### Component data from apps and pages
BEGIN

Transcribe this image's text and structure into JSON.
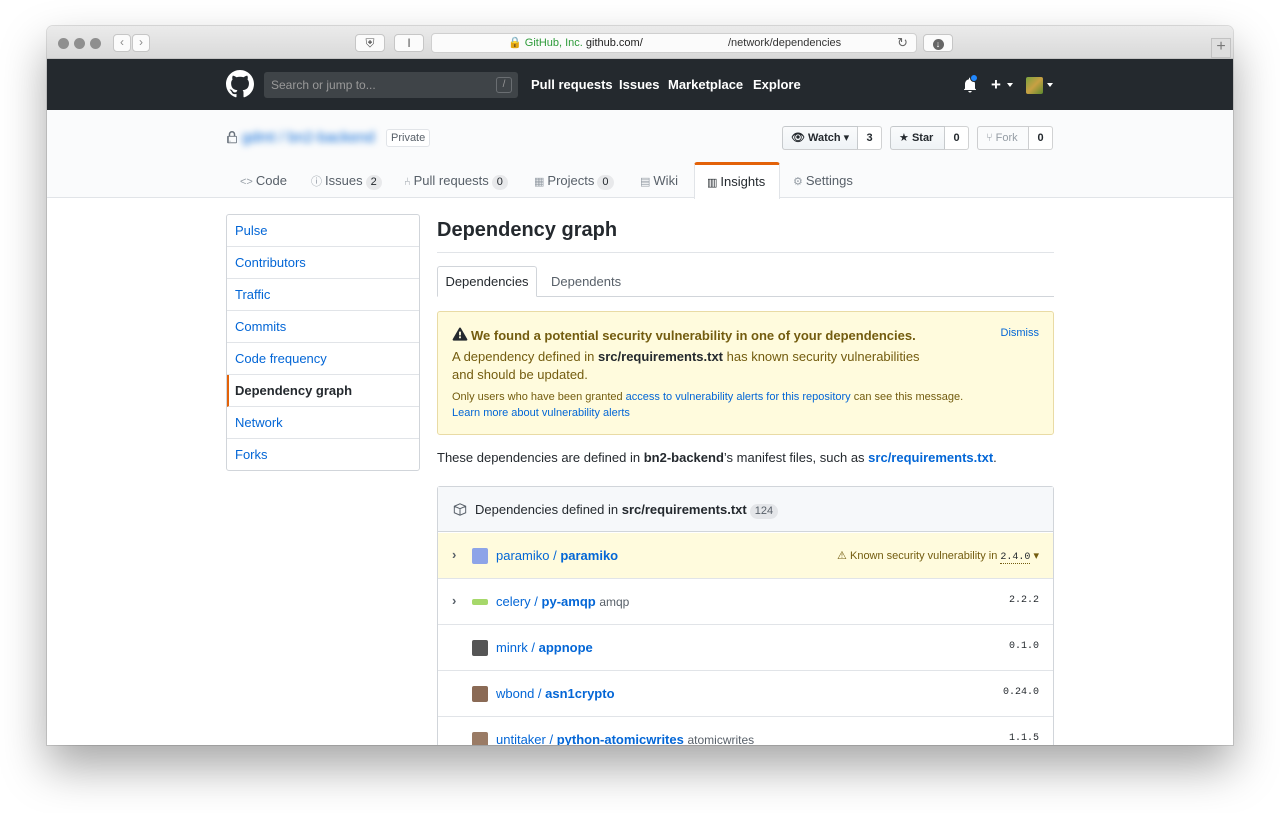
{
  "browser": {
    "address_secure": "GitHub, Inc.",
    "address_host": "github.com/",
    "address_path": "/network/dependencies"
  },
  "header": {
    "search_placeholder": "Search or jump to...",
    "search_key": "/",
    "nav": [
      "Pull requests",
      "Issues",
      "Marketplace",
      "Explore"
    ],
    "plus": "+"
  },
  "repo": {
    "name": "gdmt / bn2-backend",
    "visibility": "Private",
    "watch_label": "Watch",
    "watch_count": "3",
    "star_label": "Star",
    "star_count": "0",
    "fork_label": "Fork",
    "fork_count": "0"
  },
  "reponav": {
    "code": "Code",
    "issues": "Issues",
    "issues_count": "2",
    "pulls": "Pull requests",
    "pulls_count": "0",
    "projects": "Projects",
    "projects_count": "0",
    "wiki": "Wiki",
    "insights": "Insights",
    "settings": "Settings"
  },
  "sidebar": {
    "items": [
      {
        "label": "Pulse"
      },
      {
        "label": "Contributors"
      },
      {
        "label": "Traffic"
      },
      {
        "label": "Commits"
      },
      {
        "label": "Code frequency"
      },
      {
        "label": "Dependency graph"
      },
      {
        "label": "Network"
      },
      {
        "label": "Forks"
      }
    ]
  },
  "main": {
    "title": "Dependency graph",
    "tabs": [
      "Dependencies",
      "Dependents"
    ],
    "alert": {
      "headline": "We found a potential security vulnerability in one of your dependencies.",
      "dismiss": "Dismiss",
      "body_pre": "A dependency defined in ",
      "body_file": "src/requirements.txt",
      "body_post": " has known security vulnerabilities",
      "body_line2": "and should be updated.",
      "small_pre": "Only users who have been granted ",
      "small_link": "access to vulnerability alerts for this repository",
      "small_post": " can see this message.",
      "learn_more": "Learn more about vulnerability alerts"
    },
    "manifest": {
      "pre": "These dependencies are defined in ",
      "repo": "bn2-backend",
      "mid": "’s manifest files, such as ",
      "file": "src/requirements.txt",
      "post": "."
    },
    "box": {
      "header_pre": "Dependencies defined in ",
      "header_file": "src/requirements.txt",
      "count": "124"
    },
    "deps": [
      {
        "owner": "paramiko",
        "repo": "paramiko",
        "alias": "",
        "vuln_text": "Known security vulnerability in",
        "version": "2.4.0",
        "avatar_color": "#8da4e8"
      },
      {
        "owner": "celery",
        "repo": "py-amqp",
        "alias": "amqp",
        "version": "2.2.2",
        "avatar_color": "#a6d86a"
      },
      {
        "owner": "minrk",
        "repo": "appnope",
        "alias": "",
        "version": "0.1.0",
        "avatar_color": "#555555"
      },
      {
        "owner": "wbond",
        "repo": "asn1crypto",
        "alias": "",
        "version": "0.24.0",
        "avatar_color": "#8a6a55"
      },
      {
        "owner": "untitaker",
        "repo": "python-atomicwrites",
        "alias": "atomicwrites",
        "version": "1.1.5",
        "avatar_color": "#9a7b65"
      }
    ]
  },
  "colors": {
    "accent_orange": "#e36209",
    "link_blue": "#0366d6",
    "header_dark": "#24292e",
    "flash_bg": "#fffbdd"
  }
}
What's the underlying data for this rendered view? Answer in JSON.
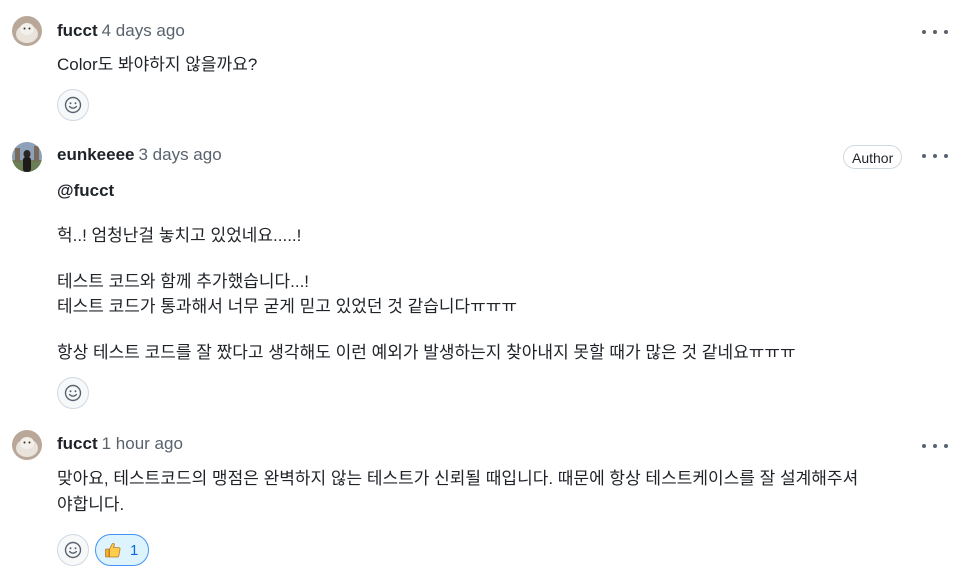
{
  "comments": [
    {
      "author": "fucct",
      "time": "4 days ago",
      "avatar": "cat-avatar",
      "lines": [
        "Color도 봐야하지 않을까요?"
      ]
    },
    {
      "author": "eunkeeee",
      "time": "3 days ago",
      "avatar": "person-avatar",
      "badge": "Author",
      "lines": [
        "@fucct",
        "헉..! 엄청난걸 놓치고 있었네요.....!",
        "테스트 코드와 함께 추가했습니다...!",
        "테스트 코드가 통과해서 너무 굳게 믿고 있었던 것 같습니다ㅠㅠㅠ",
        "항상 테스트 코드를 잘 짰다고 생각해도 이런 예외가 발생하는지 찾아내지 못할 때가 많은 것 같네요ㅠㅠㅠ"
      ]
    },
    {
      "author": "fucct",
      "time": "1 hour ago",
      "avatar": "cat-avatar",
      "lines": [
        "맞아요, 테스트코드의 맹점은 완벽하지 않는 테스트가 신뢰될 때입니다. 때문에 항상 테스트케이스를 잘 설계해주셔",
        "야합니다."
      ],
      "reaction": {
        "icon": "thumbs-up-icon",
        "count": "1"
      }
    }
  ],
  "icons": {
    "add_reaction": "smiley-icon",
    "menu": "kebab-horizontal-icon"
  },
  "colors": {
    "accent": "#0969da",
    "muted": "#59636e",
    "border": "#d1d9e0",
    "reaction_bg": "#ddf4ff"
  }
}
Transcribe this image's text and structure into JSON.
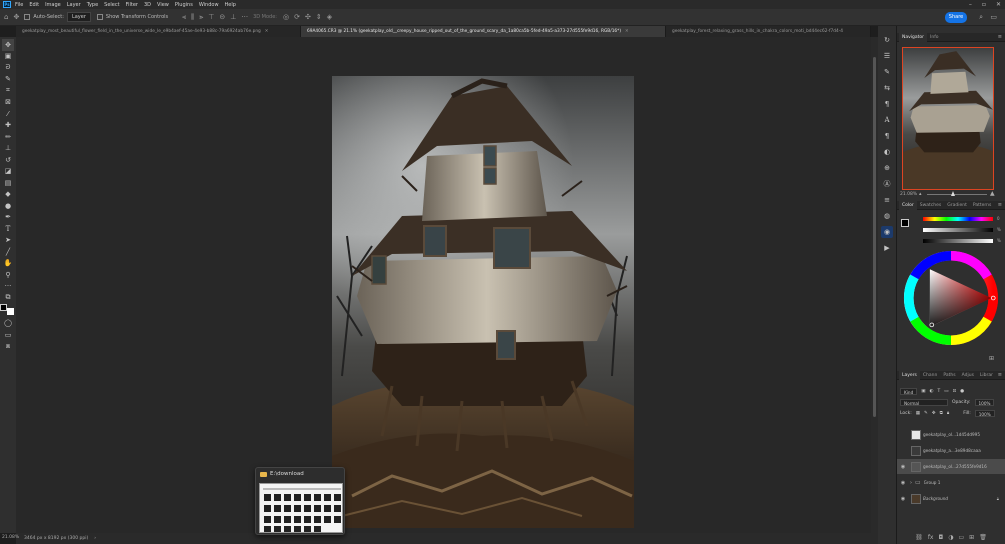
{
  "menu": [
    "File",
    "Edit",
    "Image",
    "Layer",
    "Type",
    "Select",
    "Filter",
    "3D",
    "View",
    "Plugins",
    "Window",
    "Help"
  ],
  "options": {
    "auto_select_label": "Auto-Select:",
    "auto_select_value": "Layer",
    "transform_label": "Show Transform Controls",
    "mode_3d_label": "3D Mode:",
    "share_label": "Share"
  },
  "tabs": [
    {
      "label": "geekatplay_most_beautiful_flower_field_in_the_universe_wide_le_e9b4aef-45ae-4e93-b88c-79a6924ab76e.png",
      "active": false
    },
    {
      "label": "69A4065.CR3 @ 21.1% (geekatplay_old__creepy_house_ripped_out_of_the_ground_scary_da_1a80ca5b-5fed-49a5-a373-27d555fe9d16, RGB/16*)",
      "active": true
    },
    {
      "label": "geekatplay_forest_relaxing_grass_hills_in_chakra_colors_moti_bd44ec62-f7d4-4",
      "active": false
    }
  ],
  "status": {
    "zoom": "21.08%",
    "doc_size": "3464 px x 8192 px (300 ppi)"
  },
  "popup": {
    "title": "E:\\download"
  },
  "panels": {
    "nav_tabs": [
      "Navigator",
      "Info"
    ],
    "nav_zoom": "21.08%",
    "color_tabs": [
      "Color",
      "Swatches",
      "Gradient",
      "Patterns"
    ],
    "color_values": [
      "0",
      "%",
      "%"
    ],
    "layer_tabs": [
      "Layers",
      "Chann",
      "Paths",
      "Adjus",
      "Librar"
    ],
    "layer_kind": "Kind",
    "blend_mode": "Normal",
    "opacity_label": "Opacity:",
    "opacity_value": "100%",
    "lock_label": "Lock:",
    "fill_label": "Fill:",
    "fill_value": "100%"
  },
  "layers": [
    {
      "name": "geekatplay_ol...1d45dd995",
      "visible": false,
      "selected": false
    },
    {
      "name": "geekatplay_a...3e89d8caaa",
      "visible": false,
      "selected": false
    },
    {
      "name": "geekatplay_ol...27d555fe9d16",
      "visible": true,
      "selected": true
    },
    {
      "name": "Group 1",
      "visible": true,
      "selected": false,
      "group": true
    },
    {
      "name": "Background",
      "visible": true,
      "selected": false,
      "locked": true
    }
  ],
  "colors": {
    "accent": "#1473e6",
    "panel": "#2f2f2f",
    "canvas": "#282828"
  }
}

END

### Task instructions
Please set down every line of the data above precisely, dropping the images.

### Output of the exercise
Transcribe this image's text and structure into JSON.
{
  "browser": {
    "address_secure": "GitHub, Inc.",
    "address_host": "github.com/",
    "address_path": "/network/dependencies"
  },
  "header": {
    "search_placeholder": "Search or jump to...",
    "search_key": "/",
    "nav": [
      "Pull requests",
      "Issues",
      "Marketplace",
      "Explore"
    ],
    "plus": "+"
  },
  "repo": {
    "name": "gdmt / bn2-backend",
    "visibility": "Private",
    "watch_label": "Watch",
    "watch_count": "3",
    "star_label": "Star",
    "star_count": "0",
    "fork_label": "Fork",
    "fork_count": "0"
  },
  "reponav": {
    "code": "Code",
    "issues": "Issues",
    "issues_count": "2",
    "pulls": "Pull requests",
    "pulls_count": "0",
    "projects": "Projects",
    "projects_count": "0",
    "wiki": "Wiki",
    "insights": "Insights",
    "settings": "Settings"
  },
  "sidebar": {
    "items": [
      {
        "label": "Pulse"
      },
      {
        "label": "Contributors"
      },
      {
        "label": "Traffic"
      },
      {
        "label": "Commits"
      },
      {
        "label": "Code frequency"
      },
      {
        "label": "Dependency graph"
      },
      {
        "label": "Network"
      },
      {
        "label": "Forks"
      }
    ]
  },
  "main": {
    "title": "Dependency graph",
    "tabs": [
      "Dependencies",
      "Dependents"
    ],
    "alert": {
      "headline": "We found a potential security vulnerability in one of your dependencies.",
      "dismiss": "Dismiss",
      "body_pre": "A dependency defined in ",
      "body_file": "src/requirements.txt",
      "body_post": " has known security vulnerabilities",
      "body_line2": "and should be updated.",
      "small_pre": "Only users who have been granted ",
      "small_link": "access to vulnerability alerts for this repository",
      "small_post": " can see this message.",
      "learn_more": "Learn more about vulnerability alerts"
    },
    "manifest": {
      "pre": "These dependencies are defined in ",
      "repo": "bn2-backend",
      "mid": "’s manifest files, such as ",
      "file": "src/requirements.txt",
      "post": "."
    },
    "box": {
      "header_pre": "Dependencies defined in ",
      "header_file": "src/requirements.txt",
      "count": "124"
    },
    "deps": [
      {
        "owner": "paramiko",
        "repo": "paramiko",
        "alias": "",
        "vuln_text": "Known security vulnerability in",
        "version": "2.4.0",
        "avatar_color": "#8da4e8"
      },
      {
        "owner": "celery",
        "repo": "py-amqp",
        "alias": "amqp",
        "version": "2.2.2",
        "avatar_color": "#a6d86a"
      },
      {
        "owner": "minrk",
        "repo": "appnope",
        "alias": "",
        "version": "0.1.0",
        "avatar_color": "#555555"
      },
      {
        "owner": "wbond",
        "repo": "asn1crypto",
        "alias": "",
        "version": "0.24.0",
        "avatar_color": "#8a6a55"
      },
      {
        "owner": "untitaker",
        "repo": "python-atomicwrites",
        "alias": "atomicwrites",
        "version": "1.1.5",
        "avatar_color": "#9a7b65"
      }
    ]
  },
  "colors": {
    "accent_orange": "#e36209",
    "link_blue": "#0366d6",
    "header_dark": "#24292e",
    "flash_bg": "#fffbdd"
  }
}
What's the underlying data for this rendered view? Answer in JSON.
{
  "comments": [
    {
      "author": "fucct",
      "time": "4 days ago",
      "avatar": "cat-avatar",
      "lines": [
        "Color도 봐야하지 않을까요?"
      ]
    },
    {
      "author": "eunkeeee",
      "time": "3 days ago",
      "avatar": "person-avatar",
      "badge": "Author",
      "lines": [
        "@fucct",
        "헉..! 엄청난걸 놓치고 있었네요.....!",
        "테스트 코드와 함께 추가했습니다...!",
        "테스트 코드가 통과해서 너무 굳게 믿고 있었던 것 같습니다ㅠㅠㅠ",
        "항상 테스트 코드를 잘 짰다고 생각해도 이런 예외가 발생하는지 찾아내지 못할 때가 많은 것 같네요ㅠㅠㅠ"
      ]
    },
    {
      "author": "fucct",
      "time": "1 hour ago",
      "avatar": "cat-avatar",
      "lines": [
        "맞아요, 테스트코드의 맹점은 완벽하지 않는 테스트가 신뢰될 때입니다. 때문에 항상 테스트케이스를 잘 설계해주셔",
        "야합니다."
      ],
      "reaction": {
        "icon": "thumbs-up-icon",
        "count": "1"
      }
    }
  ],
  "icons": {
    "add_reaction": "smiley-icon",
    "menu": "kebab-horizontal-icon"
  },
  "colors": {
    "accent": "#0969da",
    "muted": "#59636e",
    "border": "#d1d9e0",
    "reaction_bg": "#ddf4ff"
  }
}
Transcribe this image's text and structure into JSON.
{
  "menu": [
    "File",
    "Edit",
    "Image",
    "Layer",
    "Type",
    "Select",
    "Filter",
    "3D",
    "View",
    "Plugins",
    "Window",
    "Help"
  ],
  "options": {
    "auto_select_label": "Auto-Select:",
    "auto_select_value": "Layer",
    "transform_label": "Show Transform Controls",
    "mode_3d_label": "3D Mode:",
    "share_label": "Share"
  },
  "tabs": [
    {
      "label": "geekatplay_most_beautiful_flower_field_in_the_universe_wide_le_e9b4aef-45ae-4e93-b88c-79a6924ab76e.png",
      "active": false
    },
    {
      "label": "69A4065.CR3 @ 21.1% (geekatplay_old__creepy_house_ripped_out_of_the_ground_scary_da_1a80ca5b-5fed-49a5-a373-27d555fe9d16, RGB/16*)",
      "active": true
    },
    {
      "label": "geekatplay_forest_relaxing_grass_hills_in_chakra_colors_moti_bd44ec62-f7d4-4",
      "active": false
    }
  ],
  "status": {
    "zoom": "21.08%",
    "doc_size": "3464 px x 8192 px (300 ppi)"
  },
  "popup": {
    "title": "E:\\download"
  },
  "panels": {
    "nav_tabs": [
      "Navigator",
      "Info"
    ],
    "nav_zoom": "21.08%",
    "color_tabs": [
      "Color",
      "Swatches",
      "Gradient",
      "Patterns"
    ],
    "color_values": [
      "0",
      "%",
      "%"
    ],
    "layer_tabs": [
      "Layers",
      "Chann",
      "Paths",
      "Adjus",
      "Librar"
    ],
    "layer_kind": "Kind",
    "blend_mode": "Normal",
    "opacity_label": "Opacity:",
    "opacity_value": "100%",
    "lock_label": "Lock:",
    "fill_label": "Fill:",
    "fill_value": "100%"
  },
  "layers": [
    {
      "name": "geekatplay_ol...1d45dd995",
      "visible": false,
      "selected": false
    },
    {
      "name": "geekatplay_a...3e89d8caaa",
      "visible": false,
      "selected": false
    },
    {
      "name": "geekatplay_ol...27d555fe9d16",
      "visible": true,
      "selected": true
    },
    {
      "name": "Group 1",
      "visible": true,
      "selected": false,
      "group": true
    },
    {
      "name": "Background",
      "visible": true,
      "selected": false,
      "locked": true
    }
  ],
  "colors": {
    "accent": "#1473e6",
    "panel": "#2f2f2f",
    "canvas": "#282828"
  }
}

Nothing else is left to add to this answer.